The October jobs report handily beat expectations (204K vs. 120K), but that only means that the economy was not weakening in recent months as many had feared. The important trends that have been in place for the past three years - 2% annual growth of private sector jobs, and no increase in part-time employment - remain intact. The economy continues to grow at a modest pace.
These two charts show the monthly changes in private sector jobs and their 6-month annualized rate of growth. As should be apparent, jobs growth in this recovery has been quite similar to what we saw in the previous recovery. The private sector has been generating new jobs at the rate of about 2% per year, while the public sector - thank goodness - has been shedding jobs. (Though I would add that public sector jobs have been roughly flat over the past year.) That kind of jobs growth is only enough to give us 2-3% annual real growth in the economy (real growth is approximately equal to jobs growth plus productivity growth, which has averaged about 1% per year over time), which continues to be disappointing. Jobs growth will need to accelerate from here before we can get optimistic about a significant improvement in the economy.
The popular belief that the only jobs growth we have is coming from part-time jobs is a myth, as I explained in detail here. As the chart above shows, there has been zero growth in part-time employment ever since the recovery started. The ratio of part-time to total jobs has been falling since that time, just as it has during every recovery. There is nothing going on here that is unusual.
What is unusual - and disturbing - is the ongoing decline in the labor force participation rate, shown above (the last data point reflects the government shutdown and will probably be reversed next month). The decline in the participation rate began in earnest in 2009, and demographics cannot explain such a sudden change. What did change in 2009 were two government programs designed to pay people for not working: food stamp eligibility was significantly expanded, and unemployment benefits were extended in unprecedented fashion. This most likely contributed to people's decision to drop out of the labor force, though I suspect there are other factors at work as well.
The government shutdown last month only showed up in the household survey (red line), where jobs declined by a huge 735K, with the bulk of that declining coming from public sector jobs. This will likely be reversed next month.

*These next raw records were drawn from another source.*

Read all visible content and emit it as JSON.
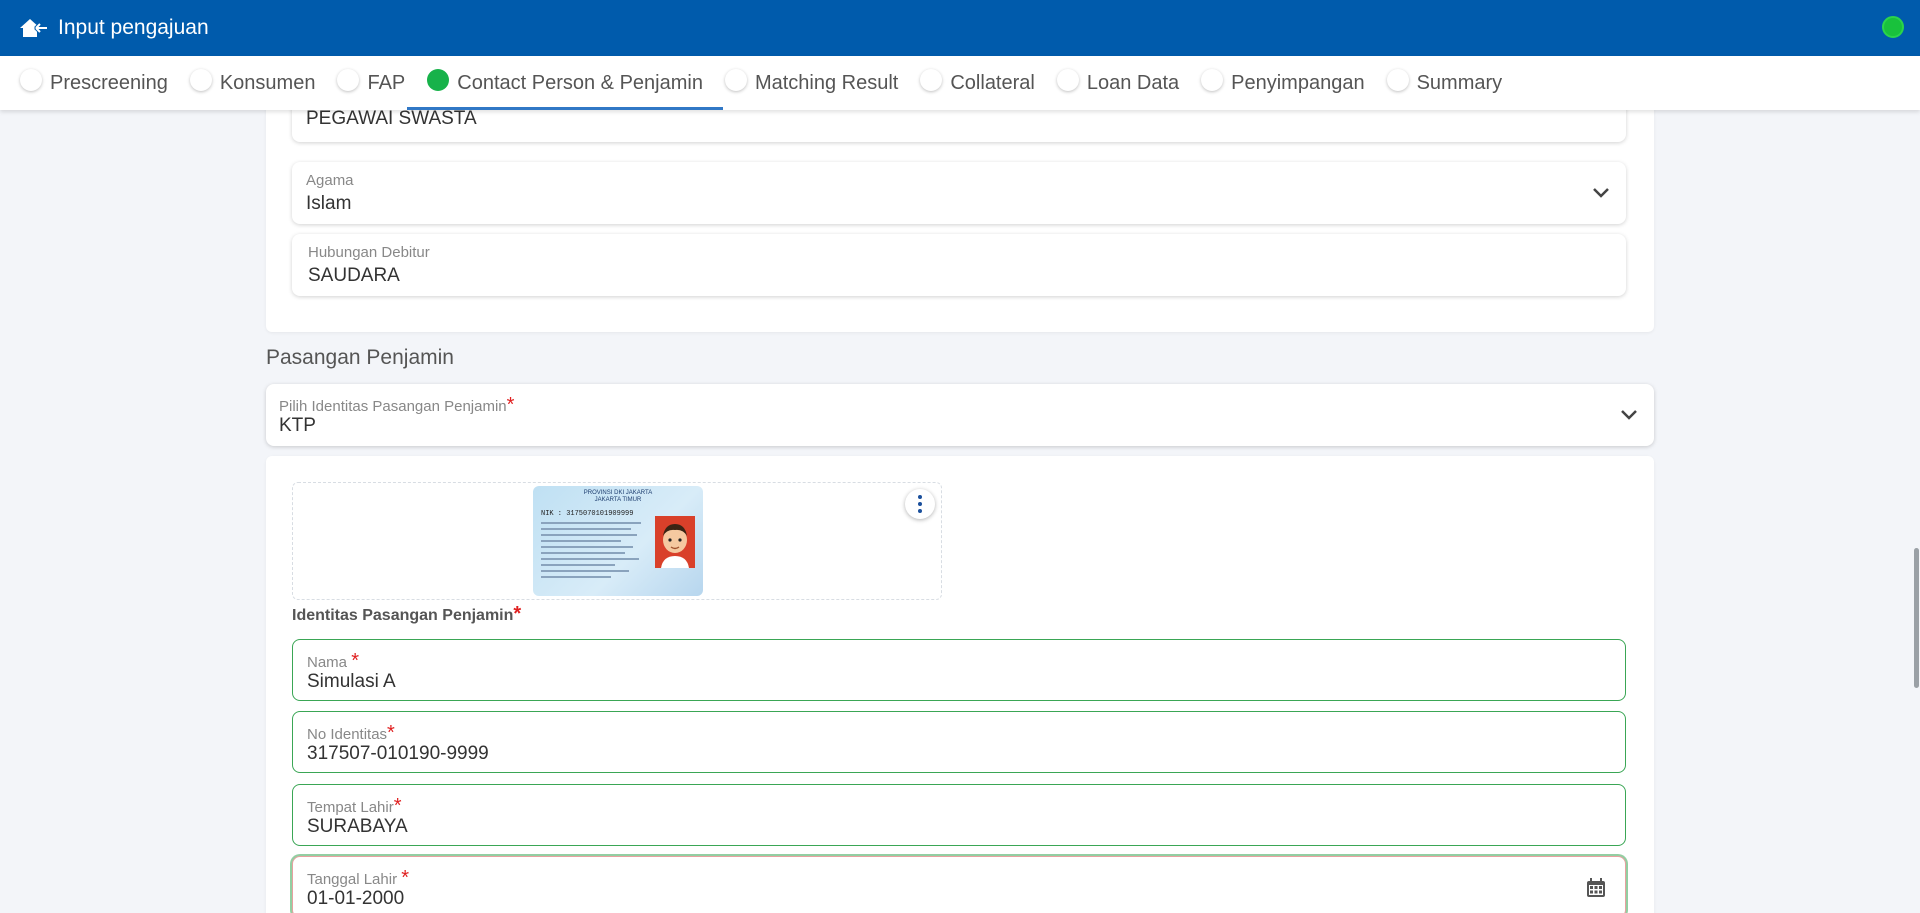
{
  "header": {
    "title": "Input pengajuan",
    "back_icon": "home-back-icon",
    "status_color": "#19c13c"
  },
  "tabs": [
    {
      "label": "Prescreening",
      "active": false
    },
    {
      "label": "Konsumen",
      "active": false
    },
    {
      "label": "FAP",
      "active": false
    },
    {
      "label": "Contact Person & Penjamin",
      "active": true
    },
    {
      "label": "Matching Result",
      "active": false
    },
    {
      "label": "Collateral",
      "active": false
    },
    {
      "label": "Loan Data",
      "active": false
    },
    {
      "label": "Penyimpangan",
      "active": false
    },
    {
      "label": "Summary",
      "active": false
    }
  ],
  "penjamin": {
    "pekerjaan_value": "PEGAWAI SWASTA",
    "agama_label": "Agama",
    "agama_value": "Islam",
    "hubungan_label": "Hubungan Debitur",
    "hubungan_value": "SAUDARA"
  },
  "pasangan": {
    "section_title": "Pasangan Penjamin",
    "identitas_select_label": "Pilih Identitas Pasangan Penjamin",
    "identitas_select_value": "KTP",
    "ktp_card": {
      "province": "PROVINSI DKI JAKARTA",
      "city": "JAKARTA TIMUR",
      "nik": "NIK : 3175070101909999"
    },
    "identitas_label": "Identitas Pasangan Penjamin",
    "nama_label": "Nama",
    "nama_value": "Simulasi A",
    "no_identitas_label": "No Identitas",
    "no_identitas_value": "317507-010190-9999",
    "tempat_lahir_label": "Tempat Lahir",
    "tempat_lahir_value": "SURABAYA",
    "tanggal_lahir_label": "Tanggal Lahir",
    "tanggal_lahir_value": "01-01-2000"
  },
  "required_mark": "*"
}
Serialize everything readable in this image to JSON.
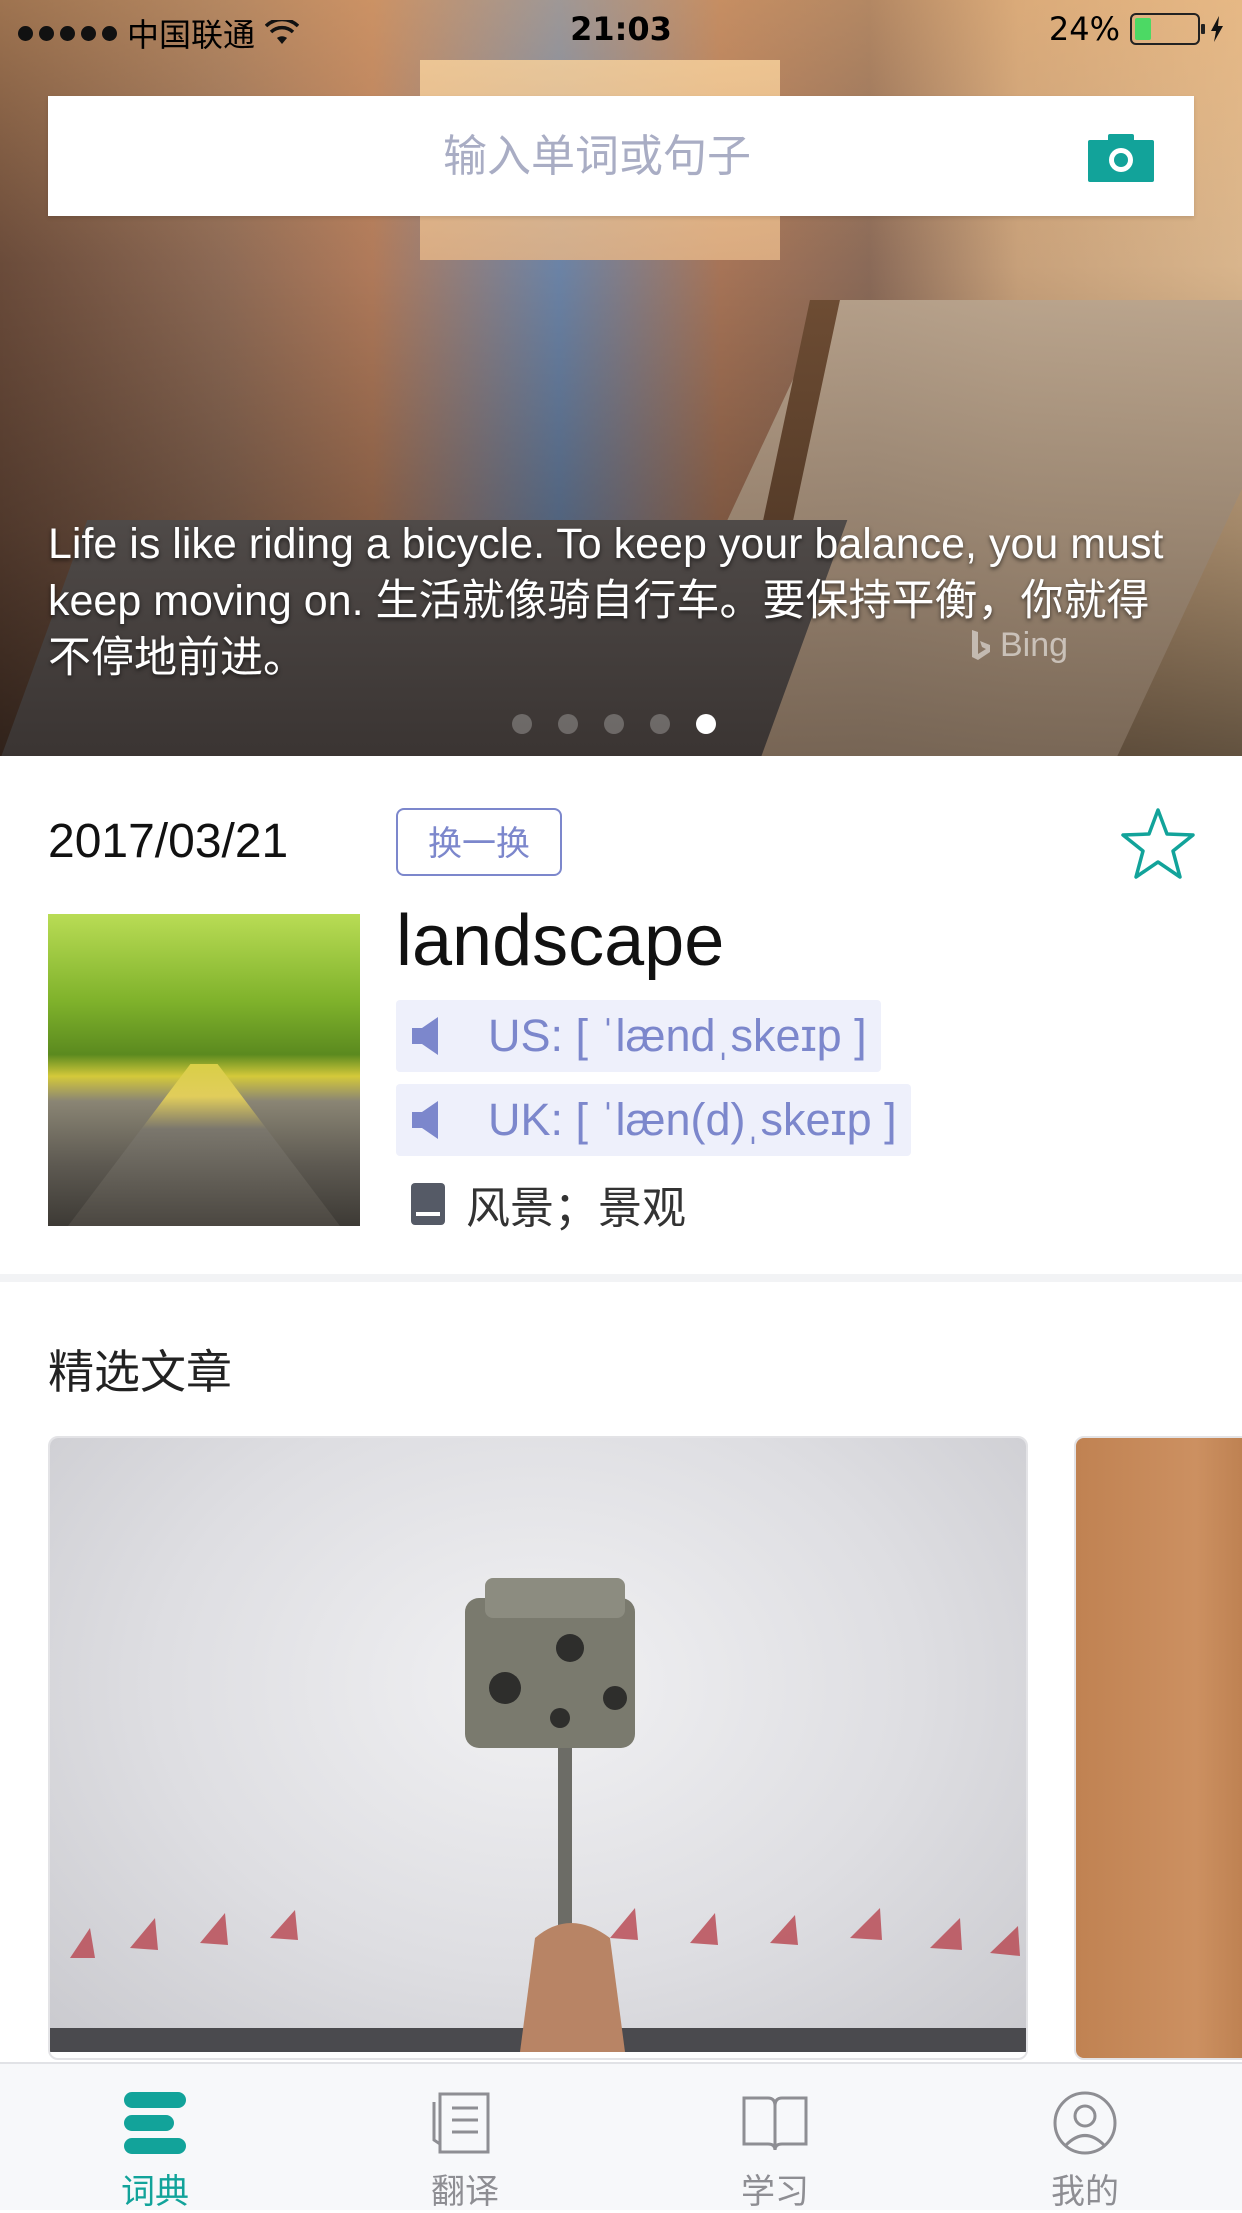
{
  "status_bar": {
    "carrier": "中国联通",
    "time": "21:03",
    "battery": "24%"
  },
  "search": {
    "placeholder": "输入单词或句子",
    "camera_icon": "camera-icon"
  },
  "banner": {
    "quote": "Life is like riding a bicycle. To keep your balance, you must keep moving on. 生活就像骑自行车。要保持平衡，你就得不停地前进。",
    "source": "Bing",
    "page_count": 5,
    "active_page": 5
  },
  "word_of_day": {
    "date": "2017/03/21",
    "change_label": "换一换",
    "word": "landscape",
    "us_pron": "US: [ ˈlændˌskeɪp ]",
    "uk_pron": "UK: [ ˈlæn(d)ˌskeɪp ]",
    "meaning": "风景；景观",
    "favorited": false
  },
  "articles": {
    "title": "精选文章"
  },
  "tabs": [
    {
      "label": "词典",
      "icon": "dictionary-icon",
      "active": true
    },
    {
      "label": "翻译",
      "icon": "translate-icon",
      "active": false
    },
    {
      "label": "学习",
      "icon": "book-icon",
      "active": false
    },
    {
      "label": "我的",
      "icon": "profile-icon",
      "active": false
    }
  ],
  "colors": {
    "accent": "#12a39a",
    "link": "#7c87cc",
    "pron_bg": "#eef0fb"
  }
}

Today's report adds to the body of evidence which suggests there is little or no reason for the Fed to continue its QE program.